# How to write the force on a test particle as the negative gradient of potential energy in relativity?

In newtonian mechanics, the gravitational force on a test particle can be expressed as the gradient of the potential energy ($$\phi$$) as $$\vec{F}=-\nabla\phi.$$

Now, if we consider a relativistic system and we define the laws of motion using special relativity, how should the above expression be modified if $$\phi$$ is the relativistic gravitational potential? I expect that the force would be some function of the Lorentz factor $$\gamma=\frac{1}{\sqrt{1-v^2/c^2}},$$ where $$v^2=\sum_{i=1}^3v_iv^i.$$

• I believe this would need to be described with general relativity, not special relativity. Commented Aug 10, 2023 at 2:10
• There is no accepted relativistic theory of gravity where gravity is described by gravitational scalar potential $\phi$. Such theories were attempted by Nordström, but they had problems and were surpassed by GR. Commented Aug 10, 2023 at 3:37
• While relativistic gravity does have the problems mentioned by @JánLalinský, it's also worth noting that it's fairly straightforward to write down the electromagnetic Lorentz force on a particle in fully relativistic language. Commented Aug 10, 2023 at 12:31
• @MichaelSeifert note however that EM Lorentz force does not have the form of gradient of scalar potential - instead, it is antisymmetric derivative of a four-potential. Commented Aug 10, 2023 at 13:14

The force observed in a gravitational field arises in spherical coordinates from a central mass $$m$$ with Schwarzschild radius $$r_s = \frac{2 G m}{c^2}$$

by a metric

$$ds^2 = \frac{dct^2} {1- \frac{2 r_s }{ r}} -dr^ 2 \ \left(1- \frac{2 r_s}{r}\right) - \frac{1}{r^2}\text{angular terms}$$

With the numerical SI magnitudes at the earth's surface

$$dt = 1 s , dct = 300.000 km , dr = 1km , \frac{ G m}{r} = \frac{1 cm}{7000 km}$$

the nonconstant metrics with respect to $$r$$ reduces to an r-dependent inertial time scaling for clocks nearly at rest at $$(r, \theta, \phi)$$

$$d\tau = dt \left( 1- \frac{G m}{r} \right)$$

The euclidean geometry is practically flat for motions with variations of r in the kilometer range. This immediately changes the equation of motions to a Hamiltonian

$$H + \frac{G m}{r} == \frac{1}{2m} p^2$$

with the distribution of the Euclidean space metrics negligible.

simply by $$\dfrac{d}{dt} = \left(1+\frac{2 G m}{r}\right) \dfrac{d}{d\tau}$$

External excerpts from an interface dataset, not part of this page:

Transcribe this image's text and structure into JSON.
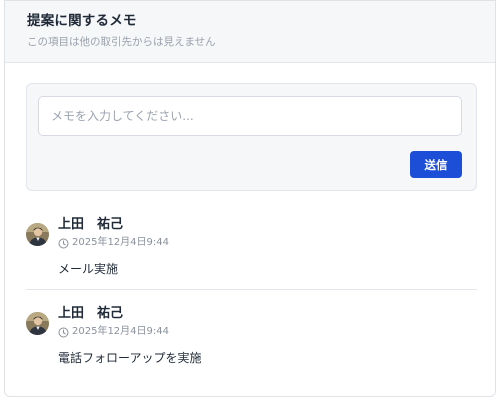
{
  "panel": {
    "title": "提案に関するメモ",
    "subtitle": "この項目は他の取引先からは見えません"
  },
  "composer": {
    "placeholder": "メモを入力してください...",
    "send_label": "送信"
  },
  "colors": {
    "accent": "#1d4ed8",
    "header_bg": "#f6f7f9",
    "border": "#e3e6ea"
  },
  "memos": [
    {
      "author": "上田　祐己",
      "timestamp": "2025年12月4日9:44",
      "text": "メール実施",
      "icons": [
        "avatar",
        "clock-icon"
      ]
    },
    {
      "author": "上田　祐己",
      "timestamp": "2025年12月4日9:44",
      "text": "電話フォローアップを実施",
      "icons": [
        "avatar",
        "clock-icon"
      ]
    }
  ]
}
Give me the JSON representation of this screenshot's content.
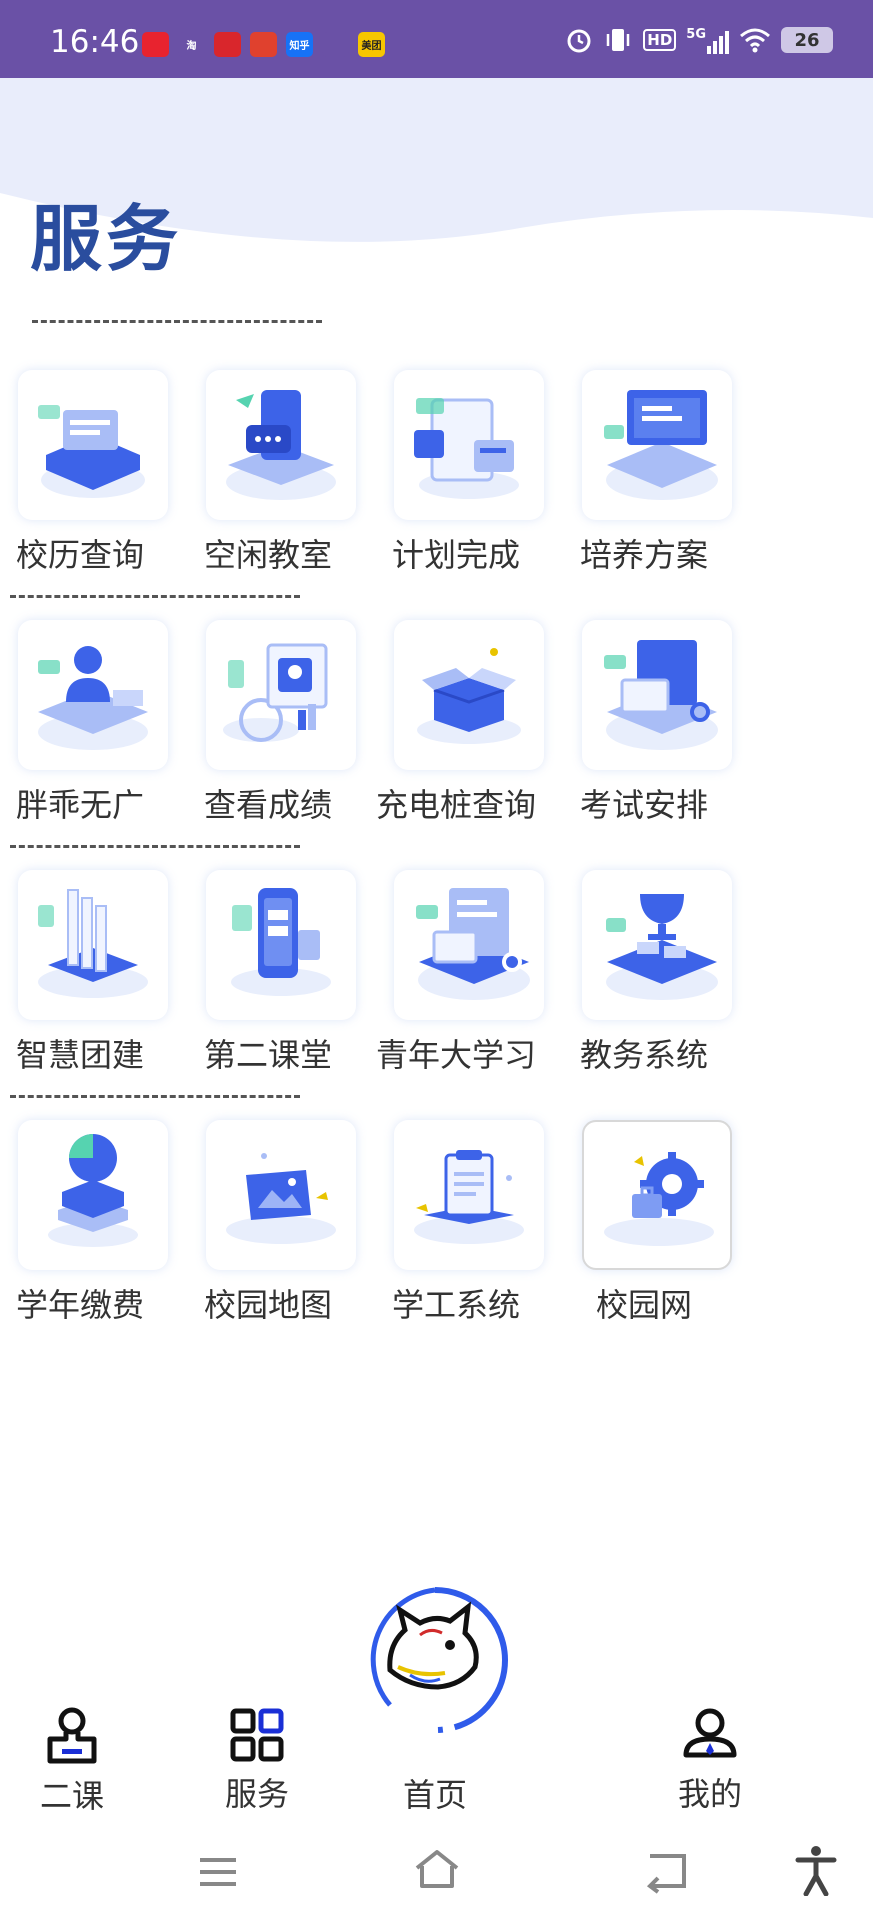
{
  "status_bar": {
    "time": "16:46",
    "notifications": [
      {
        "icon": "tmall-icon",
        "text": "",
        "color": "#e8232f"
      },
      {
        "icon": "taobao-icon",
        "text": "淘",
        "color": "#6a51a6"
      },
      {
        "icon": "app-red-icon",
        "text": "",
        "color": "#d9262c"
      },
      {
        "icon": "app-red2-icon",
        "text": "",
        "color": "#e0412e"
      },
      {
        "icon": "zhihu-icon",
        "text": "知乎",
        "color": "#1772f6"
      },
      {
        "icon": "app-swirl-icon",
        "text": "",
        "color": "#6a51a6"
      },
      {
        "icon": "meituan-icon",
        "text": "美团",
        "color": "#f7c600"
      }
    ],
    "network": "5G",
    "hd": "HD",
    "battery": "26"
  },
  "header": {
    "title": "服务"
  },
  "services": [
    {
      "label": "校历查询",
      "icon": "calendar-server-icon"
    },
    {
      "label": "空闲教室",
      "icon": "chat-phone-icon"
    },
    {
      "label": "计划完成",
      "icon": "plan-cards-icon"
    },
    {
      "label": "培养方案",
      "icon": "monitor-plan-icon"
    },
    {
      "label": "胖乖无广",
      "icon": "user-desk-icon"
    },
    {
      "label": "查看成绩",
      "icon": "grade-screen-icon"
    },
    {
      "label": "充电桩查询",
      "icon": "box-icon"
    },
    {
      "label": "考试安排",
      "icon": "exam-printer-icon"
    },
    {
      "label": "智慧团建",
      "icon": "docs-stack-icon"
    },
    {
      "label": "第二课堂",
      "icon": "phone-class-icon"
    },
    {
      "label": "青年大学习",
      "icon": "study-printer-icon"
    },
    {
      "label": "教务系统",
      "icon": "trophy-icon"
    },
    {
      "label": "学年缴费",
      "icon": "pie-chart-icon"
    },
    {
      "label": "校园地图",
      "icon": "map-picture-icon"
    },
    {
      "label": "学工系统",
      "icon": "clipboard-icon"
    },
    {
      "label": "校园网",
      "icon": "gear-bag-icon"
    }
  ],
  "bottom_nav": {
    "items": [
      {
        "label": "二课",
        "icon": "stamp-icon"
      },
      {
        "label": "服务",
        "icon": "grid-icon"
      },
      {
        "label": "首页",
        "icon": "wolf-logo-icon"
      },
      {
        "label": "我的",
        "icon": "user-icon"
      }
    ]
  },
  "colors": {
    "status_bar": "#6a51a6",
    "title": "#2a4d9e",
    "accent": "#2f5bea",
    "nav_active": "#1a2fd6"
  }
}
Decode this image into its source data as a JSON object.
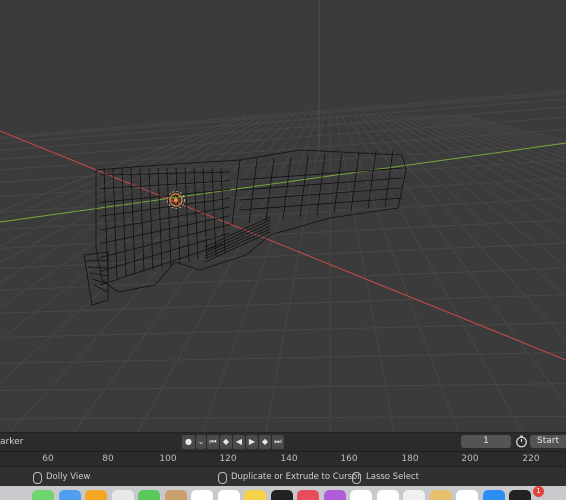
{
  "timeline": {
    "marker_label": "arker",
    "transport_icons": [
      "record-dot-icon",
      "chevron-down-icon",
      "jump-start-icon",
      "keyframe-prev-icon",
      "play-reverse-icon",
      "play-icon",
      "keyframe-next-icon",
      "jump-end-icon"
    ],
    "current_frame": "1",
    "start_label": "Start"
  },
  "ruler": {
    "ticks": [
      "60",
      "80",
      "100",
      "120",
      "140",
      "160",
      "180",
      "200",
      "220"
    ]
  },
  "statusbar": {
    "item1": "Dolly View",
    "item2": "Duplicate or Extrude to Cursor",
    "item3": "Lasso Select"
  },
  "dock": {
    "badge": "1",
    "icon_colors": [
      "#6fd66f",
      "#4f9ef0",
      "#f5a623",
      "#e8e8e8",
      "#5ac85a",
      "#c9a06a",
      "#ffffff",
      "#ffffff",
      "#f6d24a",
      "#222222",
      "#e94d5c",
      "#b05cd8",
      "#ffffff",
      "#ffffff",
      "#f0f0f0",
      "#e6c06a",
      "#ffffff",
      "#2b8ef5",
      "#222222"
    ]
  },
  "colors": {
    "viewport_bg": "#3b3b3b",
    "x_axis": "#c84a4a",
    "y_axis": "#7aa83a",
    "grid": "#4a4a4a"
  }
}
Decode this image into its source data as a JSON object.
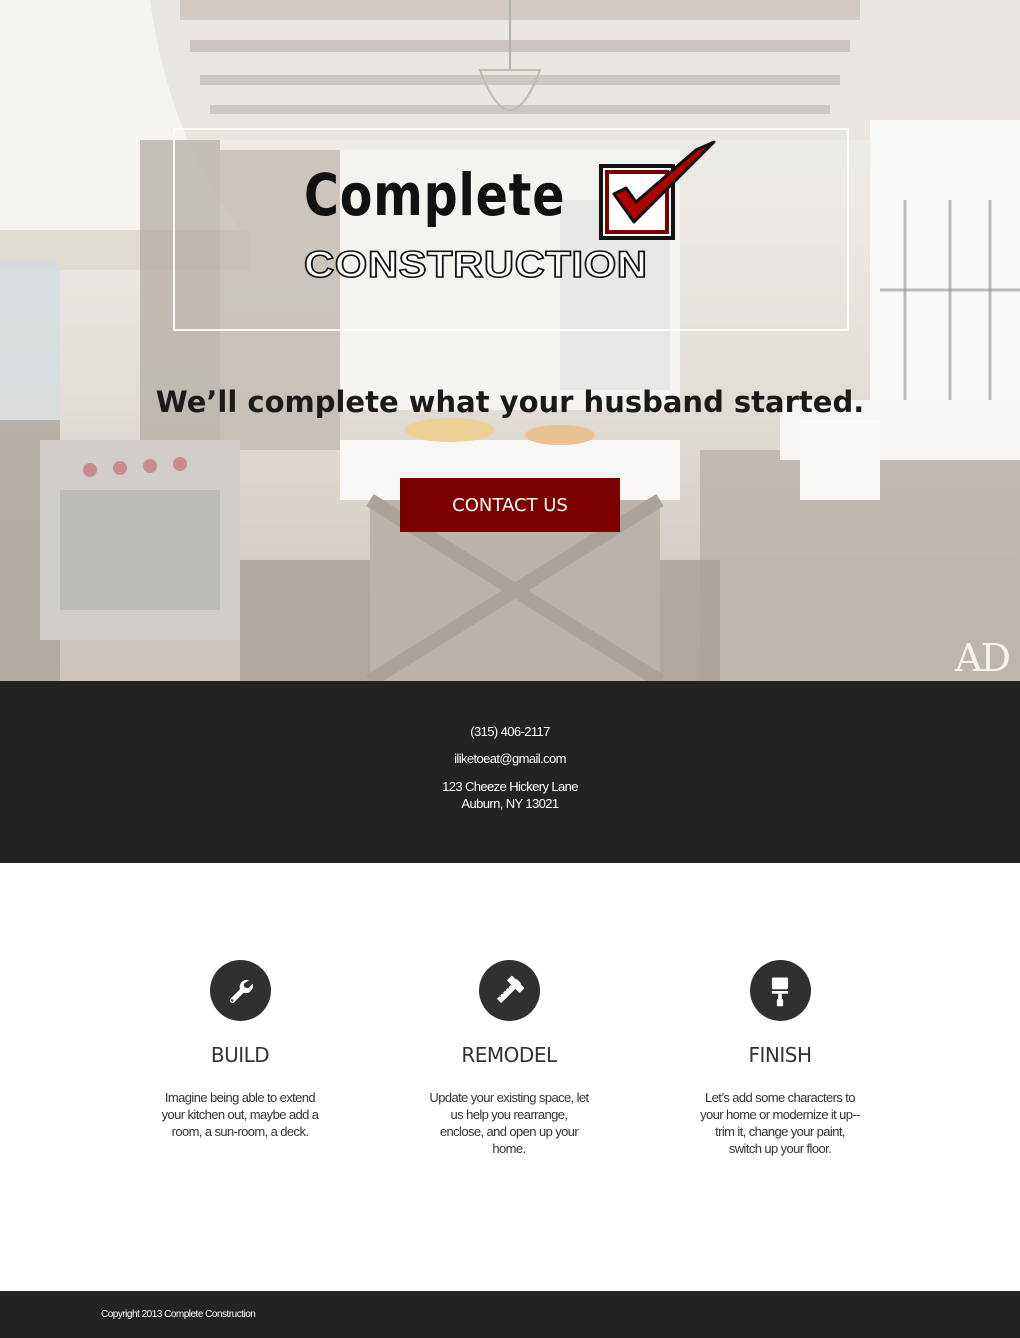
{
  "hero": {
    "logo_word_1": "Complete",
    "logo_word_2": "CONSTRUCTION",
    "tagline": "We’ll complete what your husband started.",
    "cta_label": "CONTACT US",
    "watermark": "AD",
    "accent_color": "#7d0000"
  },
  "contact": {
    "phone": "(315) 406-2117",
    "email": "iliketoeat@gmail.com",
    "address_line_1": "123 Cheeze Hickery Lane",
    "address_line_2": "Auburn, NY 13021"
  },
  "services": [
    {
      "icon": "wrench-icon",
      "title": "BUILD",
      "text": "Imagine being able to extend your kitchen out, maybe add a room, a sun-room, a deck."
    },
    {
      "icon": "hammer-ruler-icon",
      "title": "REMODEL",
      "text": "Update your existing space, let us help you rearrange, enclose, and open up your home."
    },
    {
      "icon": "paint-roller-icon",
      "title": "FINISH",
      "text": "Let’s add some characters to your home or modernize it up--trim it, change your paint, switch up your floor."
    }
  ],
  "footer": {
    "copyright": "Copyright 2013 Complete Construction"
  }
}
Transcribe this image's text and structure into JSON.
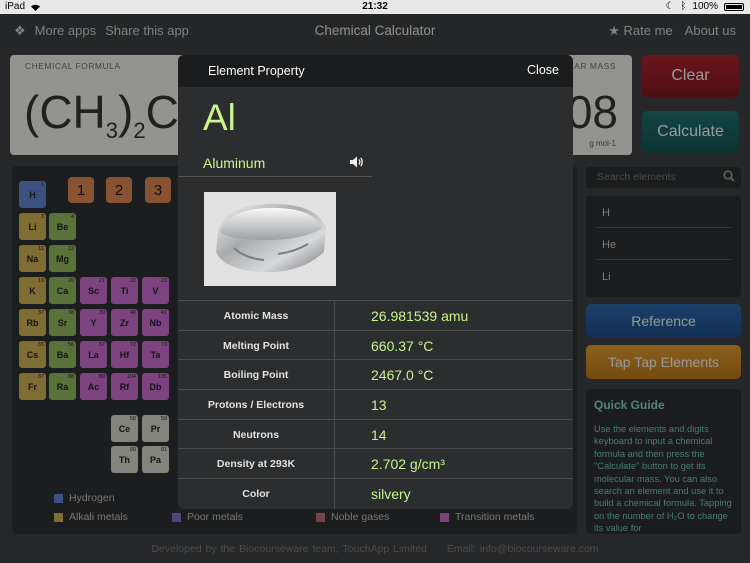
{
  "status_bar": {
    "carrier": "iPad",
    "time": "21:32",
    "battery": "100%"
  },
  "nav": {
    "more_apps": "More apps",
    "share": "Share this app",
    "title": "Chemical Calculator",
    "rate": "Rate me",
    "about": "About us"
  },
  "formula": {
    "label": "CHEMICAL FORMULA",
    "text_prefix": "(CH",
    "subscript_1": "3",
    "text_middle": ")",
    "subscript_2": "2",
    "text_suffix": "C",
    "molar_label": "MOLAR MASS",
    "molar_value": "08",
    "molar_unit": "g mol-1"
  },
  "buttons": {
    "clear": "Clear",
    "calculate": "Calculate",
    "reference": "Reference",
    "tap_tap": "Tap Tap Elements"
  },
  "keypad_digits": [
    "1",
    "2",
    "3"
  ],
  "periodic_table": [
    {
      "n": "1",
      "s": "H",
      "t": "h"
    },
    {
      "n": "3",
      "s": "Li",
      "t": "alk"
    },
    {
      "n": "4",
      "s": "Be",
      "t": "ae"
    },
    {
      "n": "11",
      "s": "Na",
      "t": "alk"
    },
    {
      "n": "12",
      "s": "Mg",
      "t": "ae"
    },
    {
      "n": "19",
      "s": "K",
      "t": "alk"
    },
    {
      "n": "20",
      "s": "Ca",
      "t": "ae"
    },
    {
      "n": "21",
      "s": "Sc",
      "t": "tr"
    },
    {
      "n": "22",
      "s": "Ti",
      "t": "tr"
    },
    {
      "n": "23",
      "s": "V",
      "t": "tr"
    },
    {
      "n": "37",
      "s": "Rb",
      "t": "alk"
    },
    {
      "n": "38",
      "s": "Sr",
      "t": "ae"
    },
    {
      "n": "39",
      "s": "Y",
      "t": "tr"
    },
    {
      "n": "40",
      "s": "Zr",
      "t": "tr"
    },
    {
      "n": "41",
      "s": "Nb",
      "t": "tr"
    },
    {
      "n": "55",
      "s": "Cs",
      "t": "alk"
    },
    {
      "n": "56",
      "s": "Ba",
      "t": "ae"
    },
    {
      "n": "57",
      "s": "La",
      "t": "tr"
    },
    {
      "n": "72",
      "s": "Hf",
      "t": "tr"
    },
    {
      "n": "73",
      "s": "Ta",
      "t": "tr"
    },
    {
      "n": "87",
      "s": "Fr",
      "t": "alk"
    },
    {
      "n": "88",
      "s": "Ra",
      "t": "ae"
    },
    {
      "n": "89",
      "s": "Ac",
      "t": "tr"
    },
    {
      "n": "104",
      "s": "Rf",
      "t": "tr"
    },
    {
      "n": "105",
      "s": "Db",
      "t": "tr"
    },
    {
      "n": "58",
      "s": "Ce",
      "t": "ln"
    },
    {
      "n": "59",
      "s": "Pr",
      "t": "ln"
    },
    {
      "n": "90",
      "s": "Th",
      "t": "ln"
    },
    {
      "n": "91",
      "s": "Pa",
      "t": "ln"
    }
  ],
  "legend": {
    "hydrogen": "Hydrogen",
    "alkali": "Alkali metals",
    "poor": "Poor metals",
    "noble": "Noble gases",
    "transition": "Transition metals"
  },
  "colors": {
    "hydrogen": "#5d7fc7",
    "alkali": "#c9ab52",
    "poor": "#7f6fc7",
    "noble": "#c06a6a",
    "transition": "#c369c9",
    "accent_green": "#c9f58c"
  },
  "search": {
    "placeholder": "Search elements",
    "results": [
      "H",
      "He",
      "Li"
    ]
  },
  "guide": {
    "title": "Quick Guide",
    "text": "Use the elements and digits keyboard to input a chemical formula and then press the \"Calculate\" button to get its molecular mass. You can also search an element and use it to build a chemical formula. Tapping on the number of H₂O to change its value for"
  },
  "footer": {
    "credit": "Developed by the Biocourseware team, TouchApp Limited",
    "email": "Email: info@biocourseware.com"
  },
  "modal": {
    "title": "Element Property",
    "close": "Close",
    "symbol": "Al",
    "name": "Aluminum",
    "properties": [
      {
        "label": "Atomic Mass",
        "value": "26.981539 amu"
      },
      {
        "label": "Melting Point",
        "value": "660.37 °C"
      },
      {
        "label": "Boiling Point",
        "value": "2467.0 °C"
      },
      {
        "label": "Protons / Electrons",
        "value": "13"
      },
      {
        "label": "Neutrons",
        "value": "14"
      },
      {
        "label": "Density at 293K",
        "value": "2.702 g/cm³"
      },
      {
        "label": "Color",
        "value": "silvery"
      }
    ]
  }
}
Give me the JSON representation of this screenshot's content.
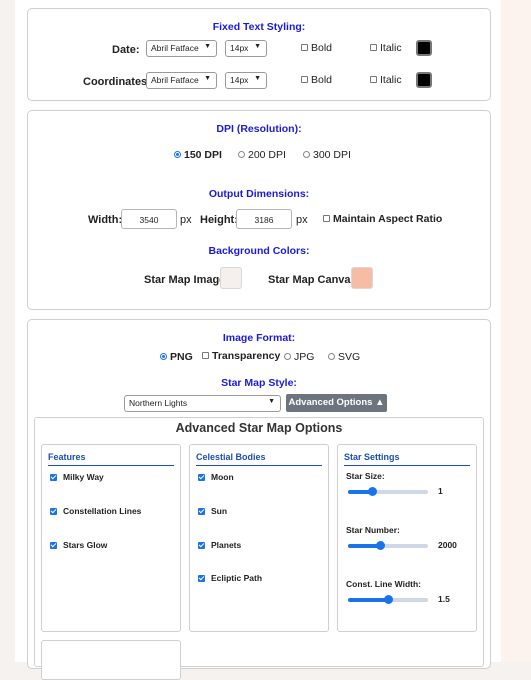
{
  "text_styling": {
    "title": "Fixed Text Styling:",
    "rows": [
      {
        "label": "Date:",
        "font": "Abril Fatface",
        "size": "14px",
        "bold": "Bold",
        "italic": "Italic",
        "color": "#000000"
      },
      {
        "label": "Coordinates:",
        "font": "Abril Fatface",
        "size": "14px",
        "bold": "Bold",
        "italic": "Italic",
        "color": "#000000"
      }
    ]
  },
  "resolution": {
    "dpi_title": "DPI (Resolution):",
    "dpi_options": [
      "150 DPI",
      "200 DPI",
      "300 DPI"
    ],
    "dpi_selected": "150 DPI",
    "dims_title": "Output Dimensions:",
    "width_label": "Width:",
    "width_value": "3540",
    "height_label": "Height:",
    "height_value": "3186",
    "unit": "px",
    "aspect_label": "Maintain Aspect Ratio",
    "bg_title": "Background Colors:",
    "bg_image_label": "Star Map Image:",
    "bg_image_color": "#f5f0ee",
    "bg_canvas_label": "Star Map Canvas:",
    "bg_canvas_color": "#f7bca4"
  },
  "format": {
    "title": "Image Format:",
    "png": "PNG",
    "transparency": "Transparency",
    "jpg": "JPG",
    "svg": "SVG",
    "selected": "PNG",
    "style_title": "Star Map Style:",
    "style_value": "Northern Lights",
    "advanced_button": "Advanced Options ▲"
  },
  "advanced": {
    "title": "Advanced Star Map Options",
    "features": {
      "title": "Features",
      "items": [
        "Milky Way",
        "Constellation Lines",
        "Stars Glow"
      ]
    },
    "celestial": {
      "title": "Celestial Bodies",
      "items": [
        "Moon",
        "Sun",
        "Planets",
        "Ecliptic Path"
      ]
    },
    "settings": {
      "title": "Star Settings",
      "sliders": [
        {
          "label": "Star Size:",
          "value": "1",
          "fraction": 0.3
        },
        {
          "label": "Star Number:",
          "value": "2000",
          "fraction": 0.4
        },
        {
          "label": "Const. Line Width:",
          "value": "1.5",
          "fraction": 0.5
        }
      ]
    }
  },
  "colors": {
    "accent": "#1a73e8",
    "title_blue": "#1a1adb",
    "button_gray": "#6c757d"
  }
}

So, the gravitational potential is a distribution of the time derivative in the same way as the electromagnetic potential $$e A_0$$ is a distribution of the time component of the 4-momentum in the non-relativistic approximation of weak fields.